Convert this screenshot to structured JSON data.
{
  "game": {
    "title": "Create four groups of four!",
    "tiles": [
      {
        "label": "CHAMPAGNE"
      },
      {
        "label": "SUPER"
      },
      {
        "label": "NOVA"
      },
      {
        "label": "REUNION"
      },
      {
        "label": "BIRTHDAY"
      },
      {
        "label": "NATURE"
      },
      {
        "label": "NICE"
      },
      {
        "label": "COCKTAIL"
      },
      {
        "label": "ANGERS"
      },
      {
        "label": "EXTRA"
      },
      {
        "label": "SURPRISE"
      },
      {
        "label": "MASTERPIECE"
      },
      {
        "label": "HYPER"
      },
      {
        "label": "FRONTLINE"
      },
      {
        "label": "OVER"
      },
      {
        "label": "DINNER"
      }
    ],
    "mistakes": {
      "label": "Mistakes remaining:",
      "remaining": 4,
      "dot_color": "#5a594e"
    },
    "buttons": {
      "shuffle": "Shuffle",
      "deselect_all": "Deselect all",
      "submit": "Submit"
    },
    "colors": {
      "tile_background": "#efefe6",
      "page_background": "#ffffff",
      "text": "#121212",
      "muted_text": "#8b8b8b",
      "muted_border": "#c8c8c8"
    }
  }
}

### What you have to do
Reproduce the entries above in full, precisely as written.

### Output below
Convert this screenshot to structured JSON data.
{
  "game": {
    "title": "Create four groups of four!",
    "tiles": [
      {
        "label": "CHAMPAGNE"
      },
      {
        "label": "SUPER"
      },
      {
        "label": "NOVA"
      },
      {
        "label": "REUNION"
      },
      {
        "label": "BIRTHDAY"
      },
      {
        "label": "NATURE"
      },
      {
        "label": "NICE"
      },
      {
        "label": "COCKTAIL"
      },
      {
        "label": "ANGERS"
      },
      {
        "label": "EXTRA"
      },
      {
        "label": "SURPRISE"
      },
      {
        "label": "MASTERPIECE"
      },
      {
        "label": "HYPER"
      },
      {
        "label": "FRONTLINE"
      },
      {
        "label": "OVER"
      },
      {
        "label": "DINNER"
      }
    ],
    "mistakes": {
      "label": "Mistakes remaining:",
      "remaining": 4,
      "dot_color": "#5a594e"
    },
    "buttons": {
      "shuffle": "Shuffle",
      "deselect_all": "Deselect all",
      "submit": "Submit"
    },
    "colors": {
      "tile_background": "#efefe6",
      "page_background": "#ffffff",
      "text": "#121212",
      "muted_text": "#8b8b8b",
      "muted_border": "#c8c8c8"
    }
  }
}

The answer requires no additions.